Popular music hall stars Harry Scott and Eddie Whaley perform formulaic, stereotypical blackface routines in this 1930s touring revue. They had gained national popularity in the long-running radio show Kentucky Minstrels, and their 1934 appearance in a film of the same name made them two of the earliest black performers in British cinema. Although the blackface tradition is now considered racist, this form of entertainment remained popular with British audiences well into the 1970s.

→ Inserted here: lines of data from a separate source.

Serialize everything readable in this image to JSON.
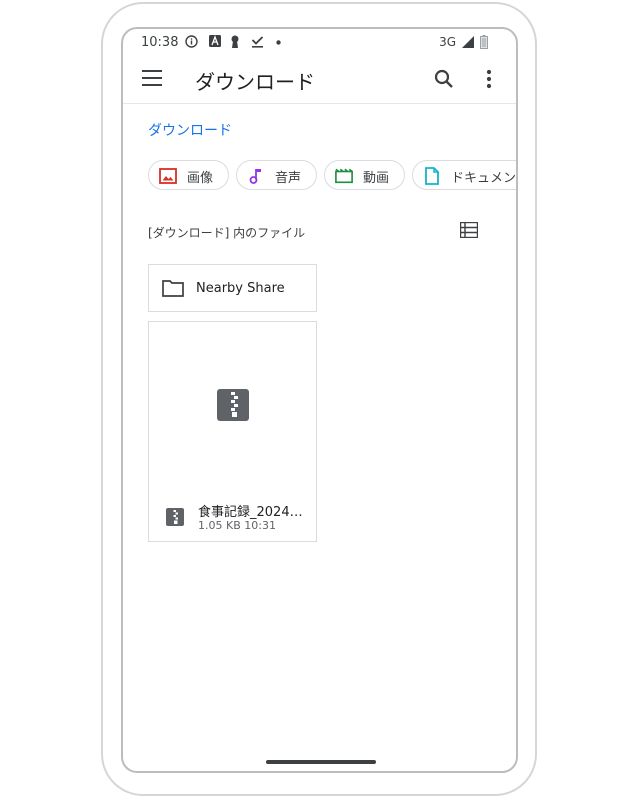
{
  "status_bar": {
    "time": "10:38",
    "network": "3G",
    "icons": [
      "info-icon",
      "a-icon",
      "keyhole-icon",
      "download-done-icon",
      "dot-icon",
      "signal-icon",
      "battery-icon"
    ]
  },
  "app_bar": {
    "title": "ダウンロード",
    "icons": [
      "menu-icon",
      "search-icon",
      "more-vert-icon"
    ]
  },
  "breadcrumb": "ダウンロード",
  "chips": [
    {
      "label": "画像",
      "icon": "image-icon",
      "color": "#d93025"
    },
    {
      "label": "音声",
      "icon": "music-note-icon",
      "color": "#9334e6"
    },
    {
      "label": "動画",
      "icon": "movie-icon",
      "color": "#1e8e3e"
    },
    {
      "label": "ドキュメン",
      "icon": "document-icon",
      "color": "#12b5cb"
    }
  ],
  "section": {
    "label": "[ダウンロード] 内のファイル",
    "view_icon": "list-view-icon"
  },
  "folders": [
    {
      "name": "Nearby Share",
      "icon": "folder-icon"
    }
  ],
  "files": [
    {
      "name": "食事記録_2024…",
      "size": "1.05 KB",
      "time": "10:31",
      "icon": "zip-icon",
      "size_time": "1.05 KB 10:31"
    }
  ],
  "colors": {
    "accent": "#1a73e8",
    "zip_icon": "#5f6368"
  }
}
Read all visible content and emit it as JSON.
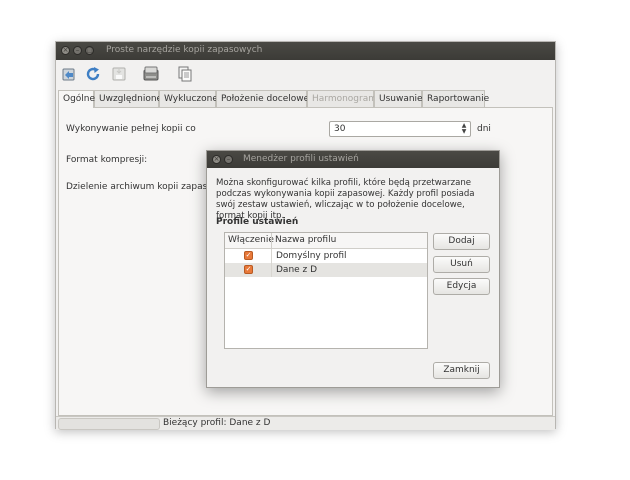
{
  "main": {
    "title": "Proste narzędzie kopii zapasowych",
    "tabs": [
      {
        "label": "Ogólne"
      },
      {
        "label": "Uwzględnione"
      },
      {
        "label": "Wykluczone"
      },
      {
        "label": "Położenie docelowe"
      },
      {
        "label": "Harmonogram"
      },
      {
        "label": "Usuwanie"
      },
      {
        "label": "Raportowanie"
      }
    ],
    "form": {
      "full_backup_label": "Wykonywanie pełnej kopii co",
      "full_backup_value": "30",
      "full_backup_unit": "dni",
      "compression_label": "Format kompresji:",
      "split_label": "Dzielenie archiwum kopii zapasowe"
    },
    "status": "Bieżący profil: Dane z D"
  },
  "dialog": {
    "title": "Menedżer profili ustawień",
    "description": "Można skonfigurować kilka profili, które będą przetwarzane podczas wykonywania kopii zapasowej. Każdy profil posiada swój zestaw ustawień, wliczając w to położenie docelowe, format kopii itp.",
    "section": "Profile ustawień",
    "columns": {
      "enabled": "Włączenie",
      "name": "Nazwa profilu"
    },
    "profiles": [
      {
        "name": "Domyślny profil",
        "enabled": true
      },
      {
        "name": "Dane z D",
        "enabled": true
      }
    ],
    "buttons": {
      "add": "Dodaj",
      "remove": "Usuń",
      "edit": "Edycja",
      "close": "Zamknij"
    }
  },
  "icons": [
    "open-icon",
    "refresh-icon",
    "save-icon",
    "backup-icon",
    "copy-icon"
  ],
  "colors": {
    "titlebar": "#3c3b37",
    "checkbox": "#e8793a"
  }
}
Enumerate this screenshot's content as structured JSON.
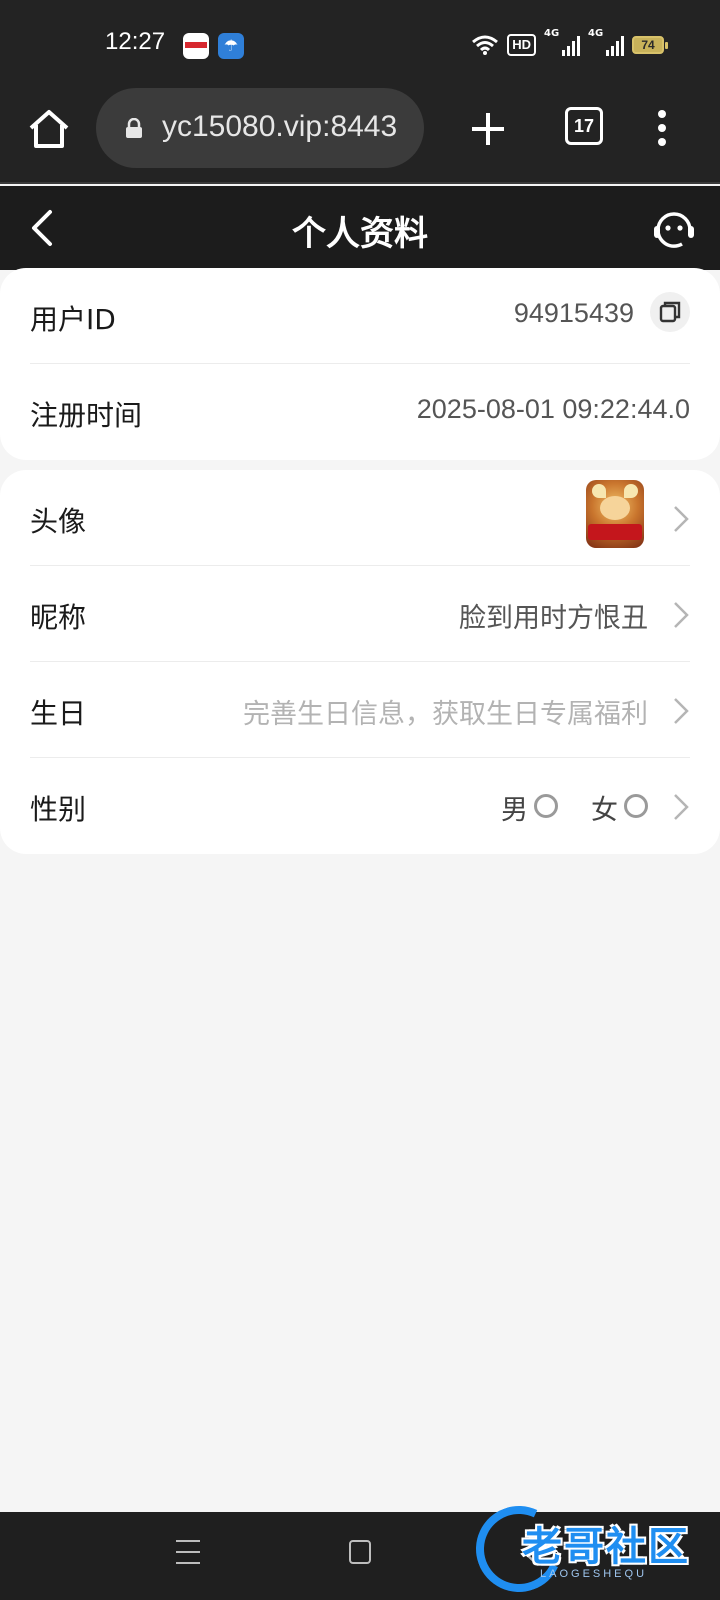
{
  "status_bar": {
    "time": "12:27",
    "hd_label": "HD",
    "network_1": "4G",
    "network_2": "4G",
    "battery": "74"
  },
  "browser": {
    "url": "yc15080.vip:8443",
    "tab_count": "17"
  },
  "header": {
    "title": "个人资料"
  },
  "profile": {
    "user_id_label": "用户ID",
    "user_id": "94915439",
    "register_time_label": "注册时间",
    "register_time": "2025-08-01 09:22:44.0",
    "avatar_label": "头像",
    "nickname_label": "昵称",
    "nickname": "脸到用时方恨丑",
    "birthday_label": "生日",
    "birthday_placeholder": "完善生日信息，获取生日专属福利",
    "gender_label": "性别",
    "gender_options": [
      "男",
      "女"
    ]
  },
  "watermark": {
    "title": "老哥社区",
    "subtitle": "LAOGESHEQU"
  },
  "colors": {
    "header_bg": "#1c1c1c",
    "page_bg": "#f5f5f5",
    "card_bg": "#ffffff",
    "watermark_blue": "#1f8ef1"
  }
}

Blackface minstrelsy was a popular form of entertainment based on demeaning caricatures of African-Americans. Both white and black artists would apply burnt cork to their faces and perform exaggerated and racist notions of 'plantation life'. Commonly, black entertainers could not appear before white American audiences unless they were in blackface. Minstrelsy arrived in Britain in 1848 when Master Juba and the Ethiopian Serenaders performed at a host of venues including Buckingham Palace. Scott and Whaley first appeared on the British stage in 1909; neither of them returned to the USA and both would assume British citizenship.